As the government and teachers prepare for the next round of collective bargaining, the government is continuing to preach "fiscal restraint and discipline."
Political leaders and staff of the Alberta Teachers’ Association are considering next steps after an arbitrator ruled that teachers will not receive a salary increase as part of a central collective agreement reached last year.
“This decision just kicks the can down the road,” said ATA president Jason Schilling. “Teachers will seek to correct this situation in the next round of collective bargaining.”
News of the arbitration decision surfaced late on the afternoon of Jan. 10. It was the last step in a new agreement covering the term from Sept. 1, 2018 to Aug. 31, 2020. Negotiations for a new agreement will begin in March.
“The stakes are going to be higher than ever,” Schilling said.
The ATA had been seeking a three per cent increase whereas the Teachers’ Employer Bargaining Association, which comprises government and school board representatives, was seeking to decrease the salary grid by two per cent. Maintaining the status quo means teachers have received no pay increases in seven of the last eight years.
|Recent history of teacher salary increases
“Frankly, Alberta teachers are tired of having to pay for the continuing failure of successive governments to adequately fund public education,” Schilling said.
In his ruling, arbitrator David Jones concluded that there was no justification for adjusting the grid in either direction.

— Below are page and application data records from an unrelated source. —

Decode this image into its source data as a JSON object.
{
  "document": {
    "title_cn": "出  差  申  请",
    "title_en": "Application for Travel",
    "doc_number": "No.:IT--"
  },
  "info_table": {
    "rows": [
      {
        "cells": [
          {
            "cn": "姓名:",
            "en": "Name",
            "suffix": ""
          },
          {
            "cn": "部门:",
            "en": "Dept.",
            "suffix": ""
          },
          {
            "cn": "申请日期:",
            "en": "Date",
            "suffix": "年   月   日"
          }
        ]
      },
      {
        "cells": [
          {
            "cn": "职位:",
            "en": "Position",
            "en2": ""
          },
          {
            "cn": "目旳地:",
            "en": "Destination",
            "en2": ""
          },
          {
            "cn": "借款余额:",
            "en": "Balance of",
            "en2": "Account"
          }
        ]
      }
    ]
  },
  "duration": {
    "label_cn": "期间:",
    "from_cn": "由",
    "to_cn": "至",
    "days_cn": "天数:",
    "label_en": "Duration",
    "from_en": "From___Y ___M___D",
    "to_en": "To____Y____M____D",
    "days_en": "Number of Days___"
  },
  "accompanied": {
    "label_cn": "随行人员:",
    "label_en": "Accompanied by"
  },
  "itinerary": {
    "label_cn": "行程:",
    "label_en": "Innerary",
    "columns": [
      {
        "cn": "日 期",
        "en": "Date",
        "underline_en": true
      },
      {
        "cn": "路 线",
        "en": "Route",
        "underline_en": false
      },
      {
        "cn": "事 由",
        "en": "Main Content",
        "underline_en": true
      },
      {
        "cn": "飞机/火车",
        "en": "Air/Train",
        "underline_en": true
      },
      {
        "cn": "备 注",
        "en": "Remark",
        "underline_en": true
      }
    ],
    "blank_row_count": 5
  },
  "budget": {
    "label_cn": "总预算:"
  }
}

“It would not be in the public interest or acceptable to the general community for teachers to receive a salary increase, given the economic circumstances which currently prevail in the province, including the high unemployment rate, the absence of any comparable collective agreement settlements containing salary increases, and the nonmonetary provisions which the teachers have obtained in the current collective agreement,” he wrote.
He added that it’s the government’s responsibility to find the balance between cost and well-staffed public institutions.
“I note that the parties will very shortly be embarking on negotiating the next collective agreement, during which they can test whether it would be appropriate to put in place any different result.”
Fiscal restraint ahead
The arbitrator’s decision mirrored the outcome handed down to Alberta’s nurses. In a released statement, Finance Minister Travis Toews concluded that the “outcomes reflect the current economic realities in the province.”
“Correcting wages over time is a critical part of our government’s commitment to get our fiscal house in order. Even with these decisions, fiscal restraint and discipline must continue as we enter into new collective bargaining negotiations in 2020,” he said.
“As we said at Budget 2019, there is no new money for public sector raises in the fiscal plan.
“We have a great deal of respect and admiration for Alberta’s public sector workers. The need for wage restraint does not diminish our recognition for the hard work they do for Albertans.”
For his part, Schilling was adamant that “teachers deserved better.”
“It is difficult for me to describe how absolutely frustrated and deeply disappointed I am in this decision.”
He said the Association advanced a strong argument in arbitration and he was confident that a modest and reasonable salary increase was possible.
“Unfortunately, the arbitrator largely ignored the recent history of salary restraint in teacher collective agreements and chose to focus on the state of the Alberta economy,” Schilling said. “I look forward to talking with you more about your reactions and the next steps to ensure that teachers in this province are treated with the dignity and respect they deserve.” ❚